Sweet and Sour Brisket
Sweet and Sour Brisket might be just the main course you are searching for. This recipe covers 16% of your daily requirements of vitamins and minerals. This recipe makes 10 servings with 283 calories, 29g of protein, and 13g of fat each. Hanukkah will be even more special with this recipe. It is a rather cheap recipe for fans of Jewish food. Head to the store and pick up garlic, pepper, raisins, and a few other things to make it today. It is a good option if you're following a gluten free and dairy free diet. From preparation to the plate, this recipe takes roughly 3 hours and 30 minutes. Users who liked this recipe also liked Sweet and Sour Brisket, Sweet-and-sour Brisket, and Sweet and Sour Brisket.
Preheat the oven to 300 degrees F.
Pat the brisket dry and sprinkle with the salt and pepper.
Heat 1 tablespoon of the oil over medium-high heat in a Dutch oven or braising pot. Sear the brisket until it is browned, 4 to 5 minutes per side.
Transfer the brisket to a plate.
Add the remaining 1 tablespoon oil to the pot and cook the onion, stirring a few times, until softened, 3 to 5 minutes.
Add the garlic and cook, stirring, for 1 minute.
Add the tomato sauce, broth, brown sugar, 1/3 cup of the vinegar, the raisins, peppercorns, and allspice and stir to combine well. Bring mixture to a boil, return brisket and any accumulated juices to the pot, spoon some of the tomato-vinegar mixture over the brisket, cover tightly, and transfer to the oven. Cook until the brisket is fork tender, 2 1/2 to 3 hours.

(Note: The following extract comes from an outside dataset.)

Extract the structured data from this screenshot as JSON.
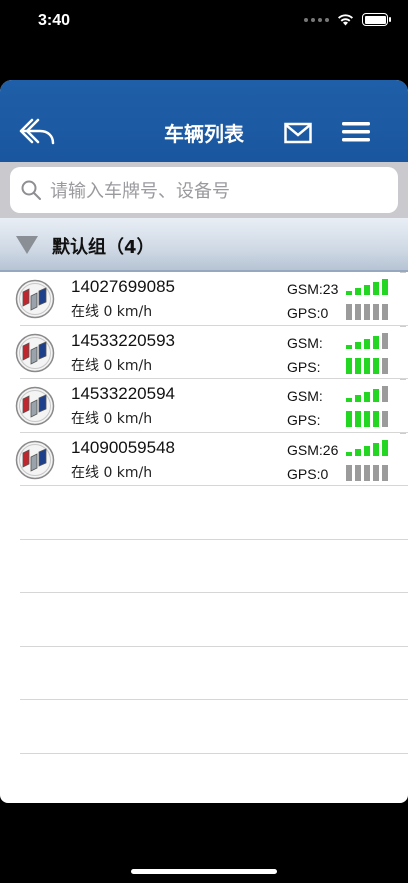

Remove the brisket from the oven, transfer the meat to a cutting board, and let rest for 10 to 20 minutes or, if serving later, cover and refrigerate the meat and sauce for several hours or overnight. When you are ready to serve, cut the meat against the grain into 1/4- inch thick slices. Stir the remaining 1 tablespoon vinegar into the warm sauce. Return the sliced brisket to the sauce until heated through, then serve.
Recommended wine: Shiraz, Tempranillo, Zinfandel
Brisket works really well with Shiraz, Tempranillo, and Zinfandel. All these red wines can handle the meaty, smokey flavor of brisket. If you're talking traditional Jewish brisket, you'll want to look for a kosher red wine. One wine you could try is Lagier Meredith Syrah. It has 4.5 out of 5 stars and a bottle costs about 53 dollars.
Lagier Meredith SyrahOur Syrah has been described as having one foot in the Northern Rhône and one foot in Northern California. The flavor is reminiscent of the Northern Rhône with its spice and white pepper and violet aromas, but it has more extract and body. In many red wines, big color usually means big tannin, but (for reasons we may never understand) our wine is not harshly tannic so it drinks well when it is young.